“Globally, traditional EO value chains are changing radically due to technological developments, rapid commercialisation and operationalisation by, especially, leading IT [information technology] companies,” highlighted Council for Scientific and Industrial Research (CSIR) Meraka Institute chief scientist in EO science and IT Dr Konrad Wessels.
He was speaking at the EO Indaba in Pretoria on Monday. “These developments are being actively funded by the European Commission and UK government agencies, and in the US by venture capital, to increase the competitiveness of their EO offerings.”
The traditional EO value chain was: sensors provide raw data; this is processed into spatial data information; this is subject to analysis and/or turned into application products and/or services; and these are then used to create decision support tools. Decision support tools must be customized for each client. Traditionally, different types of companies or agencies were responsible for different elements of this value chain. Thus, there were (and still are) satellite-owning and -operating companies or agencies, responsible for the sensors and the provision of raw data. Then other companies or agencies processed and analysed it. Then yet more companies created and sold application products and services and decision support tools.
But now, major value-added service providers have been expanding “up-stream” (to use industrial jargon) and now own and operate their one satellites and provide their own raw data, and carry out their own processing and analyses, cutting out everyone else. Conversely, satellite builders and data providers are moving “down-stream”, providing value-added services. These developments have potentially serious consequences for smaller players in the EO business, like South Africa.
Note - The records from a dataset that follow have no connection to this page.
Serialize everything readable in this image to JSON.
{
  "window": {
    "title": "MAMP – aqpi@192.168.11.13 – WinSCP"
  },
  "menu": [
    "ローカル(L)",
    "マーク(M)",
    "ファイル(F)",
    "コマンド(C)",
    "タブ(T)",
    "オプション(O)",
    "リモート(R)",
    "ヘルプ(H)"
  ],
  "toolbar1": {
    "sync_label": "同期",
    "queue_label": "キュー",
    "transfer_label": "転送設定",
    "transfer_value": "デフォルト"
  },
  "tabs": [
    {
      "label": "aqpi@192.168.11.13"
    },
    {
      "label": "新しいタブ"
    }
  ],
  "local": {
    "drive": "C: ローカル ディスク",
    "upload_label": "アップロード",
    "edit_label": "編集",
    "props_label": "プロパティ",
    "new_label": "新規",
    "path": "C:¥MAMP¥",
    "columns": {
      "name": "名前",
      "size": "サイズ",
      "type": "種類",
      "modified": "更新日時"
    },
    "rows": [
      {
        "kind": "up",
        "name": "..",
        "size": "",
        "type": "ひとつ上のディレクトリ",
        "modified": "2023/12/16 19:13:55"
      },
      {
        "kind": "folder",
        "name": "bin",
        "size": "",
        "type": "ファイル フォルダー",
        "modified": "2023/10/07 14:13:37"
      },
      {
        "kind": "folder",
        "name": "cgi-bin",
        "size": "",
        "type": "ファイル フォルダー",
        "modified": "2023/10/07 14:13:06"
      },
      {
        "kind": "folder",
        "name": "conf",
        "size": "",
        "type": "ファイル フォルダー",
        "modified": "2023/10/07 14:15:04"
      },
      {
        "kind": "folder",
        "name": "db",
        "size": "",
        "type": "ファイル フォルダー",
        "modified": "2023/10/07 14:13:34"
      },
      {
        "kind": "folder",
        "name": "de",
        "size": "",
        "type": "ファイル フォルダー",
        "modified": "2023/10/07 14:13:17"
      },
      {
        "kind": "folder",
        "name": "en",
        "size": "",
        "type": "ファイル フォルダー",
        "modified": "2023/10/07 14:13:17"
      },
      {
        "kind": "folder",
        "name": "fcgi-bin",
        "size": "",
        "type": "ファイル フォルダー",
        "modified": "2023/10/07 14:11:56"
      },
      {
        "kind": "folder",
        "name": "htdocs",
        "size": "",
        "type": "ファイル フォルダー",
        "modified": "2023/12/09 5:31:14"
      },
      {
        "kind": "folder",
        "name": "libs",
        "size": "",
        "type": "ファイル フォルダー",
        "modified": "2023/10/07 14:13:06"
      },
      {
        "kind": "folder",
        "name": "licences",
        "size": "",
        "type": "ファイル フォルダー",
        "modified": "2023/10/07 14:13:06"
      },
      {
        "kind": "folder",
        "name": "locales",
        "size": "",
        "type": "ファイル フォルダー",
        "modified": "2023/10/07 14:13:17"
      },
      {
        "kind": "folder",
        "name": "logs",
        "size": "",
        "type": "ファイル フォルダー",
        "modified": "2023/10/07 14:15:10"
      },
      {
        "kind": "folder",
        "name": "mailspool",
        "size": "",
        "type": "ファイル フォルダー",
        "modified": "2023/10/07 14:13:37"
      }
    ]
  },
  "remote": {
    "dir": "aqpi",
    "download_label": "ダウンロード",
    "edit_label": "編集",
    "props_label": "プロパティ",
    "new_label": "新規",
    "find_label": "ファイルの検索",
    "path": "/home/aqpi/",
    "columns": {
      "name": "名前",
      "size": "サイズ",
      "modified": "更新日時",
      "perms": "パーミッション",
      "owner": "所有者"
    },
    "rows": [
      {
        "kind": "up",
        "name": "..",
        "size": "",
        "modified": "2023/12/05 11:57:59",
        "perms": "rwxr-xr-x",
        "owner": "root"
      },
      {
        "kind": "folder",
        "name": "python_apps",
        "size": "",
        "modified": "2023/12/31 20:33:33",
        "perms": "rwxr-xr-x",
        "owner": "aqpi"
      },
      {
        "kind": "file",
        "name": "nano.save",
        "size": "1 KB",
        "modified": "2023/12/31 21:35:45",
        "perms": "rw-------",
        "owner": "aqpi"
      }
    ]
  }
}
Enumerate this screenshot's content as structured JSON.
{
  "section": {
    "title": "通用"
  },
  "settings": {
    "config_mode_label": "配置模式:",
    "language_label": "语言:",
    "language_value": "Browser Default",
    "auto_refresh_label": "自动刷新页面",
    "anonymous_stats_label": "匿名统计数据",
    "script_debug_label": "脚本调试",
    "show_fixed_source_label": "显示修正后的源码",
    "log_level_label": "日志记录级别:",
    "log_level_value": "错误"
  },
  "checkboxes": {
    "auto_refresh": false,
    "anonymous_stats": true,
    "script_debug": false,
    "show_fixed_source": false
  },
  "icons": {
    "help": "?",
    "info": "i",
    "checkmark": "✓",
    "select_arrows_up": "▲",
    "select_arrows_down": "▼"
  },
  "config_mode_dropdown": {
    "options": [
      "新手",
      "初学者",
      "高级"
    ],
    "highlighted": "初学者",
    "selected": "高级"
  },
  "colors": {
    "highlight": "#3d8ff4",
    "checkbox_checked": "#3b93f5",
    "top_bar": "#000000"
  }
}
“It’s been ten years since South Africa’s EO Strategy was launched. I think we’ve come a long way,” Wessels said. “Our common vision is to use EO for societal benefits. But our objective now is to ensure that the South African EO community maintains market share in EO. It is truly becoming a Big Data challenge. EO is really a part of a wider data economy.”
“Our future vision is that South Africa’s EO and Space Engineering community leads the development of EO applications and services in Africa,” he affirmed. Space engineers design and build satellites. If they and the EO people do not stand together then South Africa could be sidelined by the global EO majors, even in Africa. And to compete, it is also very important to develop local staff. The EO sector needs a high proportion of postgraduates in its ranks.
Wessels listed the expectations of the CSIR’s own EO community. These are: an enabling environment created under the leadership of the Department of Science and Technology and the South African National Space Agency. The creation of opportunities for international collaboration, especially in Africa. Access to EO data and EO data infrastructure. Less competition in South Africa for small projects. More funding opportunities for EO research and development and application development. Coordination between satellite engineers and EO application developers. Collaboration with local industry. And technology transfer to local industry. In South Africa, the need was to build relationships, he stressed, not delineate territories.